The following article is from The Great Soviet Encyclopedia (1979). It might be outdated or ideologically biased.

Alamyshev, Aman-Durdy


Born 1904, village of Geokcha, near Ashkhabad; died 1943. Soviet Turkmen poet. He was born of a peasant family. He had been a teacher and was first published in 1925.

Alamyshev was the first Turkmen writer to write about the life of the working class—for example, the narrative poems At the Kyzyl-Arvat Plant (1928), The Woman Shock Worker at Her Post (1932), and At the Silk Factory (1932). His most important work is Sona (first version Extinguished, 1928) dealing with the life of the rural intelligentsia. He translated P. P. Ershov’s fairy tale The Little Humpbacked Horse, M. Iu. Lermontov’s Song About the Merchant Kalashnikov, and poems by A. S. Pushkin, T. G. Shevchenko, V. V. Mayakovsky, A. Navoi, and Sh. Rustaveli.


Sailanan äserler . Ashkhabad, 1962.

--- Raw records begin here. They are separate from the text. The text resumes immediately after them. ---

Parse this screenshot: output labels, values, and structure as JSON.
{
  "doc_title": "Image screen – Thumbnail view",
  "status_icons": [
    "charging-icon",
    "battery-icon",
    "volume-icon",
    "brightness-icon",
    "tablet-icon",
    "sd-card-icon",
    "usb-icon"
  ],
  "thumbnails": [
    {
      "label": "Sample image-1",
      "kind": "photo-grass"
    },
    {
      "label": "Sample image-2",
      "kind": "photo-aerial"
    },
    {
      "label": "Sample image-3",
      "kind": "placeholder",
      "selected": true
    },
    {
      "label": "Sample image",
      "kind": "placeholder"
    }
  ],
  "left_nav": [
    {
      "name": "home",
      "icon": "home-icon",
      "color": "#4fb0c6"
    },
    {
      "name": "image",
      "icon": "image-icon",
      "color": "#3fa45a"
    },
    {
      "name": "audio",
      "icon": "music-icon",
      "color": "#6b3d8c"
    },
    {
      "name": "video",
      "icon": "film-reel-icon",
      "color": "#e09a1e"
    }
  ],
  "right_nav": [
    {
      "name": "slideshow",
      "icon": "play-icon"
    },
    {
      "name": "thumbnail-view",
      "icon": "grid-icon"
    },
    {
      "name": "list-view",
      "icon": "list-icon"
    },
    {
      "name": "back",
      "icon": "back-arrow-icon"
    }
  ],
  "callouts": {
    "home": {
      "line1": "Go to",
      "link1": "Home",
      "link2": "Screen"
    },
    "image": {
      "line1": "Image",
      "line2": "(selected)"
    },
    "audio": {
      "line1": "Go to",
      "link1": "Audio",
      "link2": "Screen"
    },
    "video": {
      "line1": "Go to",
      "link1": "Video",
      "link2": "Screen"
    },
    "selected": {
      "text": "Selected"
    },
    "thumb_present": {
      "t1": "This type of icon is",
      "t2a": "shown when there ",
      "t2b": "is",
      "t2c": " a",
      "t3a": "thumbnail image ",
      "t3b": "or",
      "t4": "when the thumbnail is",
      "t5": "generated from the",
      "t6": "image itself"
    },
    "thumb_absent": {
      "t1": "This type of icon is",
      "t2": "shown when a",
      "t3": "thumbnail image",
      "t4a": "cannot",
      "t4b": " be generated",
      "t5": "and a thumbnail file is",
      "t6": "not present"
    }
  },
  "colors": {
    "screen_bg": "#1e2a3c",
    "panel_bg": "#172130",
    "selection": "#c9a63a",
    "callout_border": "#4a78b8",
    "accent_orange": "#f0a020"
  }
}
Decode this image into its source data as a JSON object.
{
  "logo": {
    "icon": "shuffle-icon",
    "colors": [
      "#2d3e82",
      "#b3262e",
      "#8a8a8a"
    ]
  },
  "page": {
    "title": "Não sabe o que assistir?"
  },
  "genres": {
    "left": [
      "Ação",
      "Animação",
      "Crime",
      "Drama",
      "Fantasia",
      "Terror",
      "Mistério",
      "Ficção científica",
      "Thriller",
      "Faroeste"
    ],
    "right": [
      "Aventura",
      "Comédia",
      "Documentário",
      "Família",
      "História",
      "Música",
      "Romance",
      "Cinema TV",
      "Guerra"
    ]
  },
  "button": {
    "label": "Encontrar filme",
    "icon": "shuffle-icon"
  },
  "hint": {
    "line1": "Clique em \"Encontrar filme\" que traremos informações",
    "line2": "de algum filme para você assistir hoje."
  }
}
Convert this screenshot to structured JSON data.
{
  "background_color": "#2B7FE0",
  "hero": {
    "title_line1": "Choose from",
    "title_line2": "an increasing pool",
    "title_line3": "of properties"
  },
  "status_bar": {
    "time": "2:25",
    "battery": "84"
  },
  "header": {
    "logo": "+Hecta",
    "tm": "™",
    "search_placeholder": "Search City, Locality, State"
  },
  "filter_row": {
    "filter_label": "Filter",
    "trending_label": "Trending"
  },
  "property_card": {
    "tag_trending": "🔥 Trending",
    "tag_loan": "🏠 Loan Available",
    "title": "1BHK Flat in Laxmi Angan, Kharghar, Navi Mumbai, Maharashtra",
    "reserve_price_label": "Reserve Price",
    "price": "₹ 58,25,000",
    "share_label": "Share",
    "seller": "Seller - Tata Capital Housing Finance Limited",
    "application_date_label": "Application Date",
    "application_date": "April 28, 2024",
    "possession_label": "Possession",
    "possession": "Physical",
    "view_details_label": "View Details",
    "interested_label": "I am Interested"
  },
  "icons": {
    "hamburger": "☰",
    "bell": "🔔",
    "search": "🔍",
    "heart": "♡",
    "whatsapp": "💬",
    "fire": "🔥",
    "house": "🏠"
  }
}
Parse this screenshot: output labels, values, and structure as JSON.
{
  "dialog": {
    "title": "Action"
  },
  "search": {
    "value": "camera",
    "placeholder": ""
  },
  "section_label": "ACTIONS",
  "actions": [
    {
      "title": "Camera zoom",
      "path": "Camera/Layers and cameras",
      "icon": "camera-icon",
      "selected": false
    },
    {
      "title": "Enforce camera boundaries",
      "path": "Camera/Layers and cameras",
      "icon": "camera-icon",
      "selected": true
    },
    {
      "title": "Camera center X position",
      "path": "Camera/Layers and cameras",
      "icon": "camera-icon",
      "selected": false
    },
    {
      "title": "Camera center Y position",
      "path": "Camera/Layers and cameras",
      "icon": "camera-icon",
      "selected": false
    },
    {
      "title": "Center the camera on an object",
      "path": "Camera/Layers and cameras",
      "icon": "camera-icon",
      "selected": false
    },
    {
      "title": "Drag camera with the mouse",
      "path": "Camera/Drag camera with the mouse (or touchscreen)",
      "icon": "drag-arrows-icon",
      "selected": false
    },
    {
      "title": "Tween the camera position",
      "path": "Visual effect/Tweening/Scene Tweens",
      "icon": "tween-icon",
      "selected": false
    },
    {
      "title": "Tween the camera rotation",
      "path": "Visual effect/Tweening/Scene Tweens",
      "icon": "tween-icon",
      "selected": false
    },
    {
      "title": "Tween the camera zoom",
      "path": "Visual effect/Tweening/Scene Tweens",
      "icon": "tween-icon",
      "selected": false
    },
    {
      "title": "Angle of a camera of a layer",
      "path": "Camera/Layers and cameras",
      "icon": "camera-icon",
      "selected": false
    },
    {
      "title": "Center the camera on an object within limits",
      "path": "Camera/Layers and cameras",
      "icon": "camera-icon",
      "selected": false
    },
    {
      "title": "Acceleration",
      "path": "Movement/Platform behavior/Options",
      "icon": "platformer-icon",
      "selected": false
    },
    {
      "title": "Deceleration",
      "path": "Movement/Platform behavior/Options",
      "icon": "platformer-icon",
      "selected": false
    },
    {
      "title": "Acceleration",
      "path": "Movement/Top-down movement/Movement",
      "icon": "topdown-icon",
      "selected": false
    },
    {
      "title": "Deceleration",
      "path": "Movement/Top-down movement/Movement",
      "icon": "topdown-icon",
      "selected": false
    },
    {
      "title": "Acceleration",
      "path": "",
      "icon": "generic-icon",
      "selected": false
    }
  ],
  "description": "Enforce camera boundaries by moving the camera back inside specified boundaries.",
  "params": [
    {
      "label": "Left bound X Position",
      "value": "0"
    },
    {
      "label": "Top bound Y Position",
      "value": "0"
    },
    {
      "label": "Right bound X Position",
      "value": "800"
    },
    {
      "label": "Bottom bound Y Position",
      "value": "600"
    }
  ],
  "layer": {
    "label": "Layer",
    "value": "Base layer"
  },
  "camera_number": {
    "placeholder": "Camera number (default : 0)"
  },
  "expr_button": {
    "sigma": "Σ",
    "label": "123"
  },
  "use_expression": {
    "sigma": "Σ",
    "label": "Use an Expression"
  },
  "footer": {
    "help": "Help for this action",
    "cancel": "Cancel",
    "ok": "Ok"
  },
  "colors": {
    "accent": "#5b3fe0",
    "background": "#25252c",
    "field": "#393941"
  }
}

Rezhebov, S. Amandurdī Alamyshovīng ämri ve däredizhiligi . Ashkhabad, 1958.
The Great Soviet Encyclopedia, 3rd Edition (1970-1979). © 2010 The Gale Group, Inc. All rights reserved.